If the architectural forms that speckle the American farmscape are a family of sorts, the round, or polygonal, barn was always like an eccentric uncle.
Their builders may not have anticipated the geodesic domes that R. Buckminster Fuller would popularize among the counterculture two generations after the round barn boom, but they always stuck out, a far flung gaggle of rebels against respectable geometry. There may have never been more than one thousand nationwide.
In his 1995 study, “South Dakota’s Round and Polygonal Barns and Pavilions," Steph J. Arendt estimated that “Only approximately one-tenth of one percent of the state’s 34,000 farms and ranches have or had a round barn.” At the time of the study — a National Historic Register multiple property documentation submitted by the South Dakota State Historical Preservation Center — up to 36 of South Dakota’s original 44 round barns were still standing.
Round or polygonal barns were built for general farm use, as dairy barns, hog houses, sale barns and as exhibit pavilions. The majority were built East River, with the largest number of those in the far Northeastern region. Another cluster sprung up in the Sioux Falls area. Round barns arrived West River late in their heyday, and only a handful were ever built west of the 100th Meridian.
The 20-sided Nold Hog House, built by John Nold in Potter County in 1903, was South Dakota’s first round or polygonal barn. Statewide, a few others were built between 1903-1910. By 1910, the defining features of an Early Period of South Dakota’s round barns took shape.

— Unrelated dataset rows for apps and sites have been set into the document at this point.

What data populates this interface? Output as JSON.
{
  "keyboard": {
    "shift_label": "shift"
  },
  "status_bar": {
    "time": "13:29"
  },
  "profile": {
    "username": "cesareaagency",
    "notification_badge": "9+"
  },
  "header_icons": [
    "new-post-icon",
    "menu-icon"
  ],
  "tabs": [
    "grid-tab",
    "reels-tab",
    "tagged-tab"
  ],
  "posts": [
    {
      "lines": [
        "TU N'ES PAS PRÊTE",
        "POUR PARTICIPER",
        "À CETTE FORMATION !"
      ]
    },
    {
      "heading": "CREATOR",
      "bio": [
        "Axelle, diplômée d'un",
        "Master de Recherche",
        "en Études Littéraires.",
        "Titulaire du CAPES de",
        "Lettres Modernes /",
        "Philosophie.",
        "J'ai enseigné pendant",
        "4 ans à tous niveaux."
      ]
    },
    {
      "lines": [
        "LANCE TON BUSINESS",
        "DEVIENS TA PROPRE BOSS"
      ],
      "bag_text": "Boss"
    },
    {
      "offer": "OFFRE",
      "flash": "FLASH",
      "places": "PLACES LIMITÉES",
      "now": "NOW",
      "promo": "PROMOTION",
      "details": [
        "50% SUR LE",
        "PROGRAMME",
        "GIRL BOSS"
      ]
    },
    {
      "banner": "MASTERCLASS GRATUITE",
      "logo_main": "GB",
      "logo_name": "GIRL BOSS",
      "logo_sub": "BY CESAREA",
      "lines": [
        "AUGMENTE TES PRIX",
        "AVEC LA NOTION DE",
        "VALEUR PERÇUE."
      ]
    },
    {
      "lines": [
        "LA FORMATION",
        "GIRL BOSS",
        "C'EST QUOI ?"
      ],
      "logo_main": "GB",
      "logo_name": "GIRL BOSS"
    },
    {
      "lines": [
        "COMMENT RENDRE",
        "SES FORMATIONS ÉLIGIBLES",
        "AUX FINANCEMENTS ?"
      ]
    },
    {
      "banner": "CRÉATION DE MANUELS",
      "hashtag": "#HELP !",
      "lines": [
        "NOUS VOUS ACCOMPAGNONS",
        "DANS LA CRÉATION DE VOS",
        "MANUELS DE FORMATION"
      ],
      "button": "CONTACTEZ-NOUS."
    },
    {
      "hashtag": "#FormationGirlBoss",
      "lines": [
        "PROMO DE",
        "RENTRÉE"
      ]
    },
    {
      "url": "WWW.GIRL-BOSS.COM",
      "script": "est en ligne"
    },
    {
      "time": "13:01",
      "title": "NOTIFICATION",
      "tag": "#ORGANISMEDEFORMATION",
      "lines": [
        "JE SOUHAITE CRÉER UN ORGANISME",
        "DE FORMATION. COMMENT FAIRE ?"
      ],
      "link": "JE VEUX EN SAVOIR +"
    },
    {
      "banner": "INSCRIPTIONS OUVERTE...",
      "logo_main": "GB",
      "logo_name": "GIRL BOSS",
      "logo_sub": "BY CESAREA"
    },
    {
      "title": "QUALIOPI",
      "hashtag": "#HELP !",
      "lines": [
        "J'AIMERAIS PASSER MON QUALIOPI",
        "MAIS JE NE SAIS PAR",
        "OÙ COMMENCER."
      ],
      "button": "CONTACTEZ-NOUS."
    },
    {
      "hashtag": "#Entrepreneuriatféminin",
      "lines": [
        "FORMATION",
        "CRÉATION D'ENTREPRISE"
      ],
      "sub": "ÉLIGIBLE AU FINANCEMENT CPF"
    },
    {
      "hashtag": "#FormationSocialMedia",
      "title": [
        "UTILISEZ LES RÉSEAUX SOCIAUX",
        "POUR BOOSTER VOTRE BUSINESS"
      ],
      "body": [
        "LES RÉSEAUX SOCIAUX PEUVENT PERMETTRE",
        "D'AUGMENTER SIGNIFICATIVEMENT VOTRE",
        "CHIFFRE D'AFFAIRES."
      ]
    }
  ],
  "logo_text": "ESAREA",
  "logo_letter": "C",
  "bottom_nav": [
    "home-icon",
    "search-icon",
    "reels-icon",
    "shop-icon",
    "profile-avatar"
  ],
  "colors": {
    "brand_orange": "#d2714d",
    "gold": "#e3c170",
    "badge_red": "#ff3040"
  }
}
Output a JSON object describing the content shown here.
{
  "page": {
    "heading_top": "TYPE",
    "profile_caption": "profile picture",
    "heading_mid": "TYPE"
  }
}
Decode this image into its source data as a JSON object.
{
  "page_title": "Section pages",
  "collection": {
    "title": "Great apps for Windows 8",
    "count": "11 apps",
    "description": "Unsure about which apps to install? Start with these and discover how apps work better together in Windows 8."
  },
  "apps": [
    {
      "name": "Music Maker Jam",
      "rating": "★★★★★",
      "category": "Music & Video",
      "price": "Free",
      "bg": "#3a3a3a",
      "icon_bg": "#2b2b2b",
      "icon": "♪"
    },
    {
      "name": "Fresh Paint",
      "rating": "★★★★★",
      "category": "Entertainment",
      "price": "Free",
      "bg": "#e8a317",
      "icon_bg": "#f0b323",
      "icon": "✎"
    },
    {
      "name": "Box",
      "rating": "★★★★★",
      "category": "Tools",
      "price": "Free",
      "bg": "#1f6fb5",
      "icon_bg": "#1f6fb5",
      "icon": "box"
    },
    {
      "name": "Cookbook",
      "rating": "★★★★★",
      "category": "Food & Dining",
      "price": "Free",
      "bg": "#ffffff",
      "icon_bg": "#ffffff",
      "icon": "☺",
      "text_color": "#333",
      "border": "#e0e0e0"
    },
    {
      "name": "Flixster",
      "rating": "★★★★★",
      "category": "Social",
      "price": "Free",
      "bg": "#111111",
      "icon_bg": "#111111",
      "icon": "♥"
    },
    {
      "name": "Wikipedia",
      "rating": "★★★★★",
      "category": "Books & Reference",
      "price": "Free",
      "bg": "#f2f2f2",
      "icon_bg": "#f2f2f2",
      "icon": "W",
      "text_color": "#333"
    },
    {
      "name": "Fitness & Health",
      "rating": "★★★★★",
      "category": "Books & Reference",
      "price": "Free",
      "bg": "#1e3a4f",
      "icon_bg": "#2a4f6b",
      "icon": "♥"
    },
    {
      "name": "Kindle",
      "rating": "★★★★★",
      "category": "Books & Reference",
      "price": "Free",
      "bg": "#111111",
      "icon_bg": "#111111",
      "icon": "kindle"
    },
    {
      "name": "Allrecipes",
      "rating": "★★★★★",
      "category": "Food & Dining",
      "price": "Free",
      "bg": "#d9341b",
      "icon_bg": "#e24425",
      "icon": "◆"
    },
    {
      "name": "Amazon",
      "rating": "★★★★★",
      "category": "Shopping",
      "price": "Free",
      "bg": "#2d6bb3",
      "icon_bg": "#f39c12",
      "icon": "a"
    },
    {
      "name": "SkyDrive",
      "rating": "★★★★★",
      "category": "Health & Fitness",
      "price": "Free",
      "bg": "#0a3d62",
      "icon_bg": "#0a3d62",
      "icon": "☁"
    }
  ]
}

Features of round barns from the Early Period include roofs that require support and the absence of interior silos. Because their cupolas did not encompass silos, they were generally smaller than the round barns that came later.
The Corson Emminger Barn (1910), built just south of Watertown, is a surviving example. Corson Emminger came to Codington County from Wisconsin, where round barns were more prevalent. The barn he built for a cost of $1,500 is 50 feet in diameter, made from concrete block and topped with a polygonal cupola. Reportedly, Emminger only used the barn for a short time. When he moved to Watertown, he left behind a landmark well-known to a century's worth of travelers on their way to where he was headed.
The South Dakota round barn boom spanned the years 1910-1920, as established farmers and ranchers began to grow their farmsteads into larger-scale operations. Manufacturers began distributing pre-cut kits for round barns as well as other agricultural buildings during this time as well. An interior silo became a key characteristic of round barns during this period, possibly beginning with the Crane Round Barn in Brown County.
C.B. Sloat built Sloat’s Round Barn north of Gettysburg, Potter County, in 1916. The 100-foot diameter barn housed hogs, beef and dairy cattle. The true round barn features a 2-pitch conical roof and gambrel-roofed entrance. The barn still stands today.
As of this writing, your SDPB correspondent cannot find the year of origin for these twin, 12-sided polygonal barns in Zell.
Though the majority of South Dakota round barn builders employed wood frame construction, in the late teens and early 1920’s, the hollow clay tile round barn proliferated through parts of Iowa, Nebraska and Southeastern South Dakota. Many of these barns can be traced to the Johnston Brothers Clay Works of Fort Dodge, Iowa. Though not directly traceable to the Johnston Brothers firm, the Dickens Farm barn, built in 1917 in Lincoln County outside Worthing, is stylistically representative of the Late Period Southeastern Hollow Clay Tile Round Barns.
The Freier Round Barn in Jones County, northeast of Draper, was built by M.E. Studervant in 1918. The barn measures 60 feet in diameter, with 18 sash windows and four doors. Built from a mail order kit, most likely made by the Gordon-Van Tine Company of Davenport, Iowa, the Freier barn is the only known remaining example of a round barn made from a pre-cut kit in South Dakota. Alex Freier purchased the barn in 1948 and for many years employed it to house sheep. The barn was re-sided in the 1980’s, but with great care taken to retain the historical integrity of the structure, according to the form filed to list the property on the National Register of Historic Places.
The round barn era came to an end in the early 1920's, as some of its earlier proponents in the agricultural press turned against it for various reasons including, "impracticability of increasing its size by building additions." Carpenters could also charge more for round barn construction. Only four South Dakota round barns with known dates of origin were built after the last of the boom time round barns, the Stark Barn in McCook County, was built in 1921.
Exactly how many of the 36 South Dakota round barns documented as still standing in 1995 are still standing today? We'll try to find out in the coming months.